Twisted goes to the inconvenience to keep them working) seems
b) tubes can undergo a faster release cycle to benefit more from user
4) At this point, a normal review of the tubes branch is going to be a
problem. We do not have good tools or mechanisms for dealing with
branches this large. The code in the current tubes branch can just
become master of a new project. Development going forward from this
point should continue to follow the feature-branch, small-changes, pre-
commit-peer-review process. But those 3k lines are written already.
Short of an extremely expensive effort to break the work up into
smaller, self-contained pieces there's simply never going to be a *good*
review in the typical style.
Additionally, it may turn out that tubes can remain independent
indefinitely. Someday perhaps Twisted would come to depend on it to
allow the various protocols and applications implemented in Twisted to
benefit from the superior abstractions it provides. Or maybe once it
has undergone a few iterations it will make sense to bring it back to
Twisted. I don't think this needs to be decided now.
There are downsides, of course. All of the boring maintenance involved
with having a separate project - setting up CI, actually doing the
releases, etc. Perhaps we could find some volunteers to help out with
these tasks, though, in exchange for getting some great code out there?
I'm curious what the folks out there who develop applications using
Twisted would find to be the easiest path forward. I'm also curious to
hear what Glyph thinks about all this. ;)
A short while ago Twisted's trac installation was changed to reject new tickets
from anyone except a special white listed group.
As of yesterday I have reverted this change, (and turned the spam filter back
on). If you experience any issues trying to post, or notice and spam, please
feel free to reach out to me.
I've been trying to address ticket 7274
To do this, I am trying to understand the PB protocol. While I found a spec
for banana in twisted-daniel/docs/core/specifications/banana.rst, I have
not found anything similar for pb. I've been piecing it together by writing
little test scripts, but it is slow going. In particular, it is very
difficult to understand the meaning of verbs like "cook" and "preserve" and
nouns like "persistent store" without some global picture of what's going
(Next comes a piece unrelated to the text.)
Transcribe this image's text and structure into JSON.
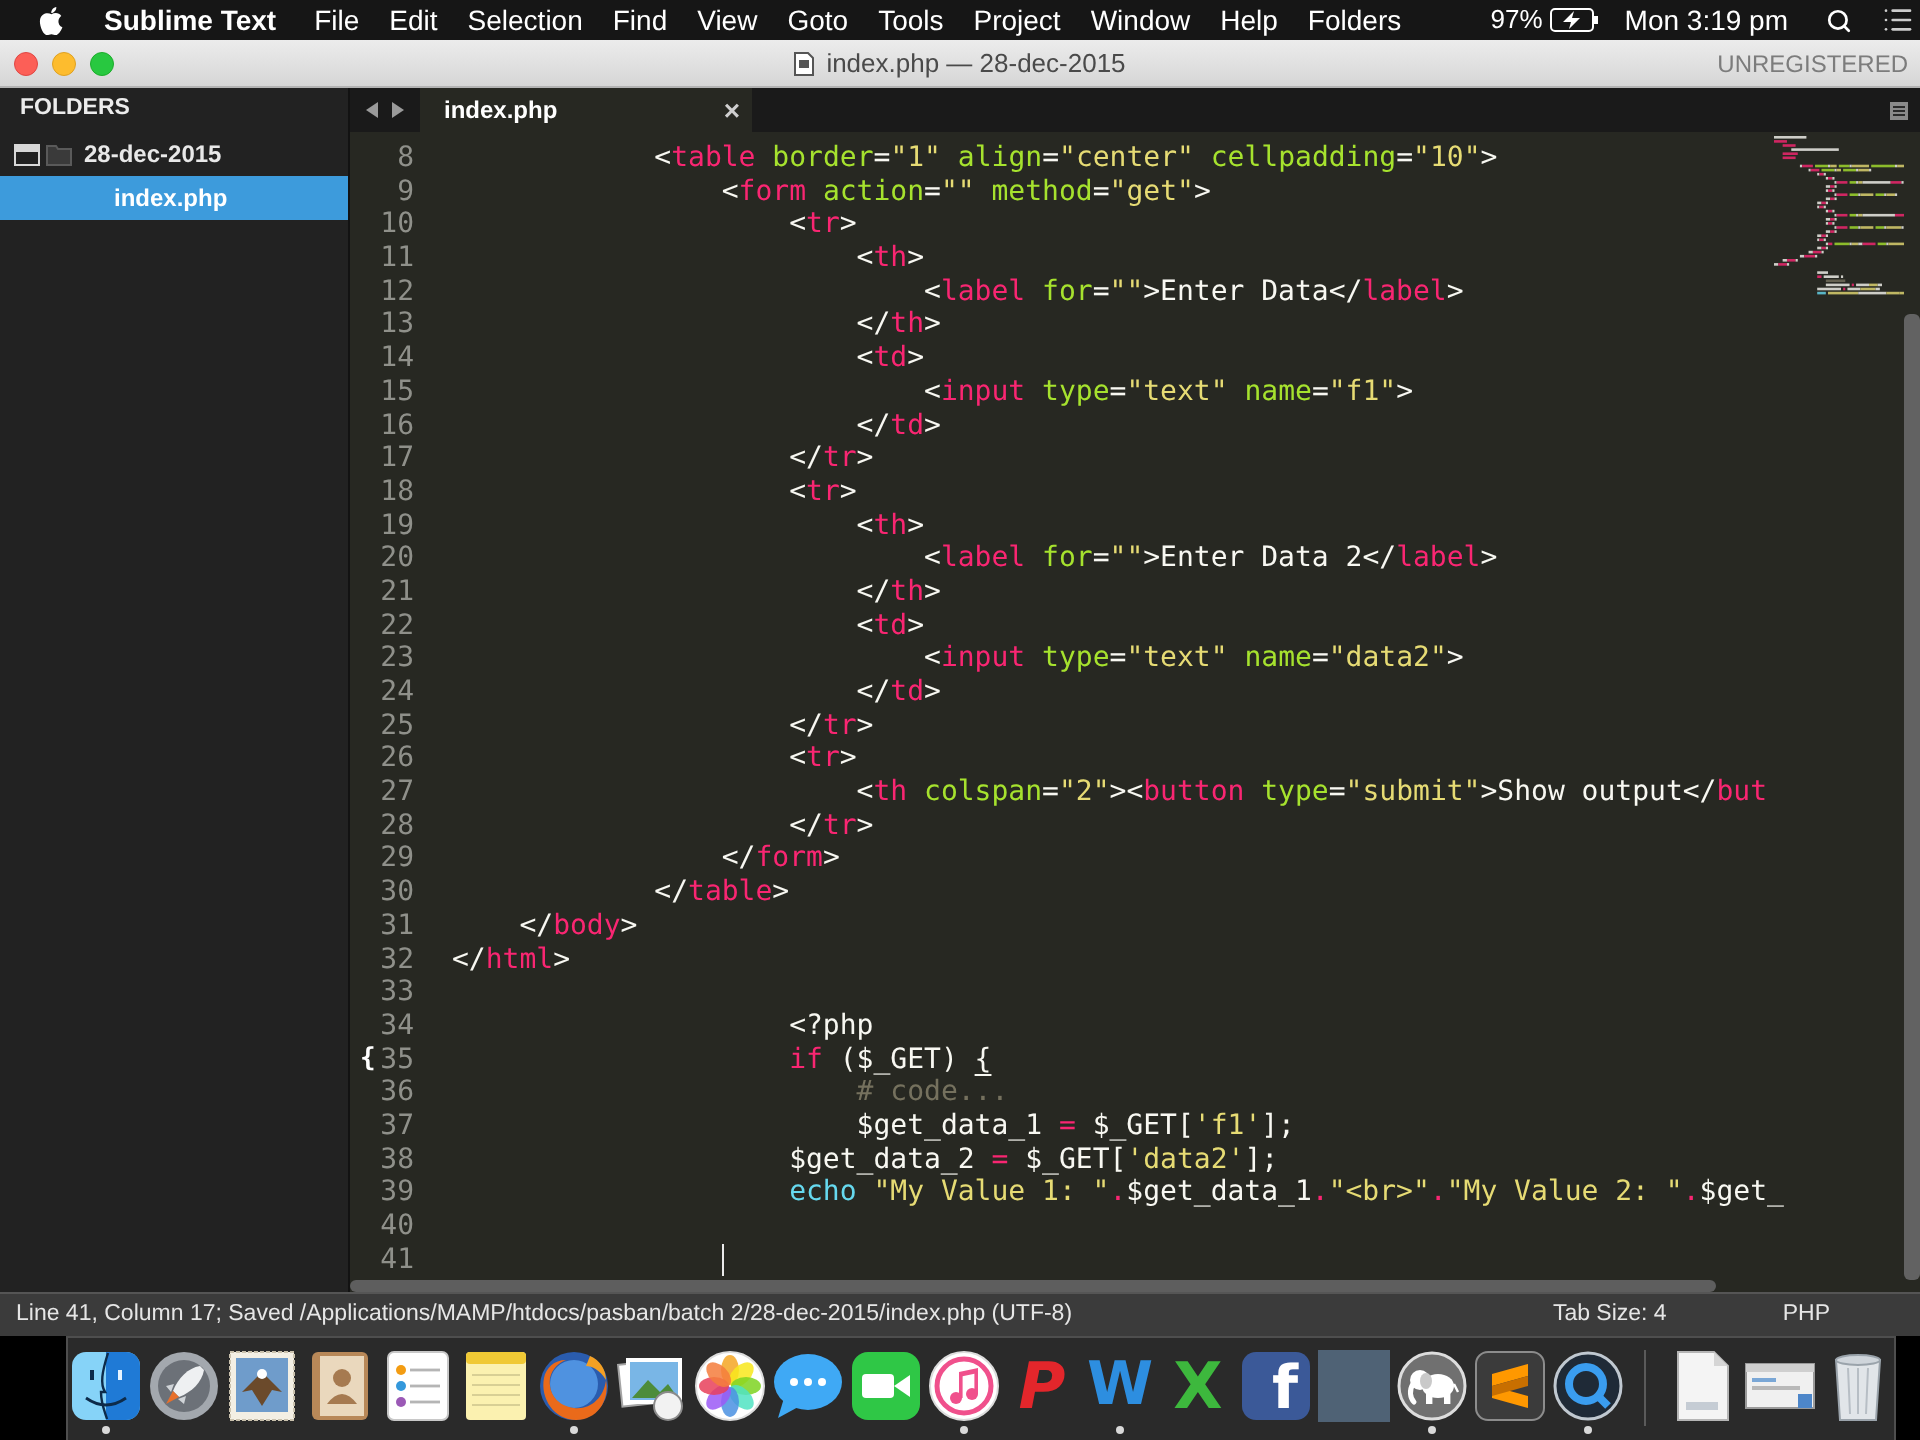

1. Is there some kind of narrative documentation on how pb works under the
2. Is there a specification for the pb dialect of banana?
3. Is there anyone else out there interested enough in pb to want to work
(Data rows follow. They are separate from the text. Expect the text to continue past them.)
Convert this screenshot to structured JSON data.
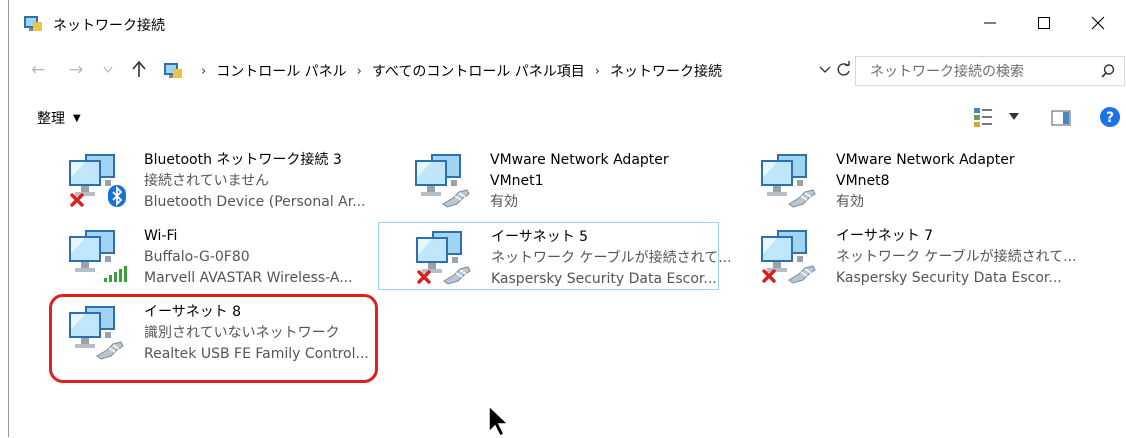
{
  "window": {
    "title": "ネットワーク接続"
  },
  "address": {
    "crumbs": [
      "コントロール パネル",
      "すべてのコントロール パネル項目",
      "ネットワーク接続"
    ]
  },
  "search": {
    "placeholder": "ネットワーク接続の検索"
  },
  "toolbar": {
    "organize_label": "整理"
  },
  "items": [
    {
      "l1": "Bluetooth ネットワーク接続 3",
      "l2": "接続されていません",
      "l3": "Bluetooth Device (Personal Ar...",
      "badge": "bluetooth",
      "status": "disconnected"
    },
    {
      "l1": "VMware Network Adapter",
      "l2": "VMnet1",
      "l3": "有効",
      "badge": "cable",
      "status": "enabled"
    },
    {
      "l1": "VMware Network Adapter",
      "l2": "VMnet8",
      "l3": "有効",
      "badge": "cable",
      "status": "enabled"
    },
    {
      "l1": "Wi-Fi",
      "l2": "Buffalo-G-0F80",
      "l3": "Marvell AVASTAR Wireless-A...",
      "badge": "wifi",
      "status": "connected"
    },
    {
      "l1": "イーサネット 5",
      "l2": "ネットワーク ケーブルが接続されて...",
      "l3": "Kaspersky Security Data Escor...",
      "badge": "cable",
      "status": "disconnected"
    },
    {
      "l1": "イーサネット 7",
      "l2": "ネットワーク ケーブルが接続されて...",
      "l3": "Kaspersky Security Data Escor...",
      "badge": "cable",
      "status": "disconnected"
    },
    {
      "l1": "イーサネット 8",
      "l2": "識別されていないネットワーク",
      "l3": "Realtek USB FE Family Control...",
      "badge": "cable",
      "status": "unidentified"
    }
  ],
  "colors": {
    "highlight": "#e02020",
    "selection": "#99d1ff",
    "help": "#1a73e8"
  }
}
with me to figure things out and produce documentation if there isn't any
When size of terminal window of ssh client is changed, then twisted ssh
server throws an exception:
exceptions.AttributeError: TerminalSession instance has no attribute
`manhole_ssh.TerminalSession` doesn't implement this method, but according
to ISession interface it should.
Is this a bug?
I use insults to create some curses-like ui and I need widgets to be
redrawn when the size of window is changed.
Consider the following (blocking) decorator, which runs a function in a transaction:
def decorated(self, *args, **kwargs):
conn = self.engine.connect()
txn = conn.begin()
result = f(self, conn, *args, **kwargs)
Where I to translate this logic verbatim to @inlineCallbacks, I get:
def decorated(self, *args, **kwargs):
conn = yield self.engine.connect()
txn = yield conn.begin()
result = yield f(self, conn, *args, **kwargs)
However, there’s a bug here! In the except clause: there’s an (implicit) current exception, to be re-raised by the bare raise statement. Unfortunately, when doing yield txn.rollback(), that conveniently eats said exception.
Of course, there’s a fairly simple workaround involving catching BaseException and capturing the exception instance explicitly.
I’m wondering if this is just a leaky abstraction, or if I should report it as a bug in @inlineCallbacks?
Before I re-invent the wheel, is there a twisted library that will let me:
1. Fire up child worker processes
2. That log to a logObserver coming out in the parent
3. Manage the whole lot as a .tac file
Note I *don't* need deferToProcess or similar in this situation. I just
need to fire up N processes but have them managed by and logging "to" a
single parent controlled by twistd.
(FWIW, they're stateless workers that pull from a work queue).